▸ What you need to do:
Where does the word "JSON" appear in the entries below? Copy each line that holds it.

▸ Available data:
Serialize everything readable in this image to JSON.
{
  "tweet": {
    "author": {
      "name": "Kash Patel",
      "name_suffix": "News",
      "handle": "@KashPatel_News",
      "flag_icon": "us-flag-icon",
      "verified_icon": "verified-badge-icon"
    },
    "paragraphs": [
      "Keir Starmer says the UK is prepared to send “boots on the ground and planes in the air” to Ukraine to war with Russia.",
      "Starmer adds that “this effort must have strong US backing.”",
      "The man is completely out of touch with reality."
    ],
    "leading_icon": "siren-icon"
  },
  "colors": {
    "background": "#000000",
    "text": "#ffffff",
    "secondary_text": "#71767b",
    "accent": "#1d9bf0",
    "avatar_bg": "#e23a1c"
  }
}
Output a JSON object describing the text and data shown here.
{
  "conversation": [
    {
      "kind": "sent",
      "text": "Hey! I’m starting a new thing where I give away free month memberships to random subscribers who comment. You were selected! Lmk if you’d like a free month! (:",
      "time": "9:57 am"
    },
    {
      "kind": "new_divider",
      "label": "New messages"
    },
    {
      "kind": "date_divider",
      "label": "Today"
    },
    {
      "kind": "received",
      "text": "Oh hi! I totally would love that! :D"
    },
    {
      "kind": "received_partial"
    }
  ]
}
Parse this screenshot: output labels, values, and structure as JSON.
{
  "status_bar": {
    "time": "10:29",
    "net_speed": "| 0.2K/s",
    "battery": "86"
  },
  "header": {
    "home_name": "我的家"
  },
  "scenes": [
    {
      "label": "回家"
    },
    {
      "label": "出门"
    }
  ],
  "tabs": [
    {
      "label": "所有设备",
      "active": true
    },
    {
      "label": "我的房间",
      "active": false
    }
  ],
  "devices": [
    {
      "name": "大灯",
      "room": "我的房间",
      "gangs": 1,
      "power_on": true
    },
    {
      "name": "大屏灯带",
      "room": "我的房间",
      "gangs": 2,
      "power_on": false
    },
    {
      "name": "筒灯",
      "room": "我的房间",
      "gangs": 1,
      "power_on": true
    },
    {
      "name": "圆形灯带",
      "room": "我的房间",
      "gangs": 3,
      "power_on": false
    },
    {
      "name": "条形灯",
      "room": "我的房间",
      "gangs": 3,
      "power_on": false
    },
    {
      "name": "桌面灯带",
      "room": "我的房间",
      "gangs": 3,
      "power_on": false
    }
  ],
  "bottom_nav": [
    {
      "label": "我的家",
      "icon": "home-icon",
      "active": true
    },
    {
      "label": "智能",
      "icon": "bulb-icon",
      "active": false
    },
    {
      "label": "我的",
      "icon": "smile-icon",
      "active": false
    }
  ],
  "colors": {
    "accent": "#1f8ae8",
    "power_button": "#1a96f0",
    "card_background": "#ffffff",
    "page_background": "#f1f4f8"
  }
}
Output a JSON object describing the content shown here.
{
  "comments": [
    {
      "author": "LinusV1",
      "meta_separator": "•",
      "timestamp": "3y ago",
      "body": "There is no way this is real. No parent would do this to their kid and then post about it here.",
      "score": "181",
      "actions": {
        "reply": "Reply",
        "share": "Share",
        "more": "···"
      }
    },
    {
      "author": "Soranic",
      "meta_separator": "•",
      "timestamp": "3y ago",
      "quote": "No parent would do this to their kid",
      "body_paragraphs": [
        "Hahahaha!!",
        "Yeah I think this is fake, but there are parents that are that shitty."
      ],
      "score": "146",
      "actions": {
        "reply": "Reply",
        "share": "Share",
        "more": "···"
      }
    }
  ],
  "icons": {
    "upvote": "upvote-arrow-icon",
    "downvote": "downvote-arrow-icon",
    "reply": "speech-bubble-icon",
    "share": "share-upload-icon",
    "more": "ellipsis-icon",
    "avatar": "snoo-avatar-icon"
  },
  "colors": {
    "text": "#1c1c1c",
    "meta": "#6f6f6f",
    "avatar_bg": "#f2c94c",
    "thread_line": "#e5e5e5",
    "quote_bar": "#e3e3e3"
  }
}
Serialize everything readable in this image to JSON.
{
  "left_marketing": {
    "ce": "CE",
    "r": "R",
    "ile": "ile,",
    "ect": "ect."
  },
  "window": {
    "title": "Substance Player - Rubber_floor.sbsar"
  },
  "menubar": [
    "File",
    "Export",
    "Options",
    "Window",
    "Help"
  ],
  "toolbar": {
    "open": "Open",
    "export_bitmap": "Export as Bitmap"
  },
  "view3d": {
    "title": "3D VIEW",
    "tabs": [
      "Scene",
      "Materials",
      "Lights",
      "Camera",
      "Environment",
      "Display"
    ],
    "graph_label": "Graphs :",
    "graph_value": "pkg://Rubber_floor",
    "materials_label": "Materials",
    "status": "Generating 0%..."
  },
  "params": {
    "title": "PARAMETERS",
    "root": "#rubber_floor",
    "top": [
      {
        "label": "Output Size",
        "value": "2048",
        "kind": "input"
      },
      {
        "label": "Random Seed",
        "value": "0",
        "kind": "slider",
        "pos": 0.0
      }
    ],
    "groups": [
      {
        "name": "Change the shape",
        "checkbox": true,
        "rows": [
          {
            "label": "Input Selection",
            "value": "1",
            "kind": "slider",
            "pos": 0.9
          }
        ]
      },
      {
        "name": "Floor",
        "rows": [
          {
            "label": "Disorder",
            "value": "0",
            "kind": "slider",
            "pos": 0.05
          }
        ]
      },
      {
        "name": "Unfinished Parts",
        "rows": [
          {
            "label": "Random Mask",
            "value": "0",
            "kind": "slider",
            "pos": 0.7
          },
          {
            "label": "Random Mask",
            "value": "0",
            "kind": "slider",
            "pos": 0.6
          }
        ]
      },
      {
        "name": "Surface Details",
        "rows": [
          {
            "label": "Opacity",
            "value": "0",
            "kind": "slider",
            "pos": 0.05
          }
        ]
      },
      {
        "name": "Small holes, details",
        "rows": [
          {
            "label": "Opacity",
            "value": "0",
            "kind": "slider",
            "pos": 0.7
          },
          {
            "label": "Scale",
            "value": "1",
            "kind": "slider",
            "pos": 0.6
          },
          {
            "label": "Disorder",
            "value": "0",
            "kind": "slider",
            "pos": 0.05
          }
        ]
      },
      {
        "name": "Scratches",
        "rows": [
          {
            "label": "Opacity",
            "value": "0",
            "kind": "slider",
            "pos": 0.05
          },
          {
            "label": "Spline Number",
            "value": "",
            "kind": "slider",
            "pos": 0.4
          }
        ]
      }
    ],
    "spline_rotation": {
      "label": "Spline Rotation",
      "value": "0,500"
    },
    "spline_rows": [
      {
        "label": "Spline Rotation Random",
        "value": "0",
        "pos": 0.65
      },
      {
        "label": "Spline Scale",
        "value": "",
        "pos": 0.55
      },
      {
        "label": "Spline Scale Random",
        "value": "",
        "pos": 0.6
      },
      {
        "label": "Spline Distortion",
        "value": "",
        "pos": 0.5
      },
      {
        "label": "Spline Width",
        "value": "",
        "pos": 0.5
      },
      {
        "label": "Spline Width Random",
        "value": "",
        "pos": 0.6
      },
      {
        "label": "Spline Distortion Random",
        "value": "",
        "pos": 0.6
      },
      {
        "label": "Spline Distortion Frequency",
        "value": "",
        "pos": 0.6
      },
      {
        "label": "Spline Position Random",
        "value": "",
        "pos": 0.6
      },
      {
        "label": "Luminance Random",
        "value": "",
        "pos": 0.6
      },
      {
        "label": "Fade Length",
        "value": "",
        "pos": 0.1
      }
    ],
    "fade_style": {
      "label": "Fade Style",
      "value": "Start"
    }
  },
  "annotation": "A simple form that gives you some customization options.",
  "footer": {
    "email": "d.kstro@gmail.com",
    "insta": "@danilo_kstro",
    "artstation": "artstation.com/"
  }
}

▸ Result:
Serialize everything readable in this image to JSON.
Output a JSON object describing the text and data shown here.
Parse this screenshot: output labels, values, and structure as JSON.
Output a JSON object describing the content shown here.
Serialize everything readable in this image to JSON.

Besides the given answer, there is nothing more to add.